Prepare an ice bath in a large bowl.
Whisk egg yolks and sugar together in a bowl. Whisk a couple of tablespoons of the cream mixture into the egg yolks and sugar. Slowly add a few more tablespoons, whisking constantly. At this point you can add the remaining cream mixture in a slow, steady stream as you continue to whisk. Pour the mixture back into the pot and return it to the stove.
Over medium heat, cook the custard mixture for 6 to 8 minutes, stirring frequently with a wooden spoon or rubber spatula. Make sure you scrape the bottom and the sides of the pan. The custard will thicken and when it is done it will just coast the back of your wooden spoon/spatula. Strain the mixture into a bowl that is smaller than your ice bath. Place your bowl of custard into the ice bath to cool, stirring the mixture.

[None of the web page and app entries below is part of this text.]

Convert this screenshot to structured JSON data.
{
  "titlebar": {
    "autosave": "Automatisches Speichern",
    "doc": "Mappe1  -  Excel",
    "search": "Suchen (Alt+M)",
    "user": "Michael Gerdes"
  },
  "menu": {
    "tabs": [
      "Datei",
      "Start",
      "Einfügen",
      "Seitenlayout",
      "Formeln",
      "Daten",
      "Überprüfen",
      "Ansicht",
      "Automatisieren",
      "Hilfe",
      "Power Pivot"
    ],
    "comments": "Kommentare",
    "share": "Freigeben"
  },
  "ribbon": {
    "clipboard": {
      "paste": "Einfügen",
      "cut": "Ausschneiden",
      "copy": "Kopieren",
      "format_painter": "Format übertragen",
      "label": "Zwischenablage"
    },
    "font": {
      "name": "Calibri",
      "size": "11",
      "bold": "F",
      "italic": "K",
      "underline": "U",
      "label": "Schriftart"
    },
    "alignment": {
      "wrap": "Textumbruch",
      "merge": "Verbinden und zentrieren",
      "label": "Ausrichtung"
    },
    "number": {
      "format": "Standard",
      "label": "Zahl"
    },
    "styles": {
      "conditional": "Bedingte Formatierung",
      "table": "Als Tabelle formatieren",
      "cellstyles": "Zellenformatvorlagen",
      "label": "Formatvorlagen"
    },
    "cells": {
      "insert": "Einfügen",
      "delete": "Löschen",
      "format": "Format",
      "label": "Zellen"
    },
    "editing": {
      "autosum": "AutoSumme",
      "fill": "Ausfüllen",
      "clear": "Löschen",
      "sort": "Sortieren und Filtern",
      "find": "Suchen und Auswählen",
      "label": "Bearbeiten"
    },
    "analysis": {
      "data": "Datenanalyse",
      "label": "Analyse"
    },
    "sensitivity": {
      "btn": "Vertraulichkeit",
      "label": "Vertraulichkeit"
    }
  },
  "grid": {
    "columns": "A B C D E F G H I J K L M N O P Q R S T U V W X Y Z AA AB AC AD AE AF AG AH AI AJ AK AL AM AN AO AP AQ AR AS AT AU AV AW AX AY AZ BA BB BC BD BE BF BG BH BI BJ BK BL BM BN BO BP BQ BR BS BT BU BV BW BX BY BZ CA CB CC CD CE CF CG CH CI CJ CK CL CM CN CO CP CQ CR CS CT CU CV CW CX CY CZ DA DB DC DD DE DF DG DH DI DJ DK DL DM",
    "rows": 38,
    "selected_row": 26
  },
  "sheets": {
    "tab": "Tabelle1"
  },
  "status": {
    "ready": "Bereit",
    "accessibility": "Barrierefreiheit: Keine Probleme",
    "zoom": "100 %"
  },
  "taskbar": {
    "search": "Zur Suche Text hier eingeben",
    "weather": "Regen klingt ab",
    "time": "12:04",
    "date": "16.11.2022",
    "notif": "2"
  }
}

Place the custard in the refrigerator for at least 2 hours but overnight is best as it will allow your ice cream to achieve the creamiest consistency. Process in an ice cream maker according to the manufacturer's instructions.
After removing ice cream from machine, place half in a freezer-proof container. Place a few spoonfuls of puree over the vanilla and then swirl it through. Place the remaining half of the vanilla ice cream over the first layer. Scoop remaining puree over the vanilla and swirl through that layer.
Place in freezer for a few hours before enjoying.
Makes 1 quart.
p.s. Don't forget to wash off your vanilla bean pods and let them dry completely before tossing them into your jar of sugar. You'll have vanilla sugar in no time, which you can use for your next batch of ice cream!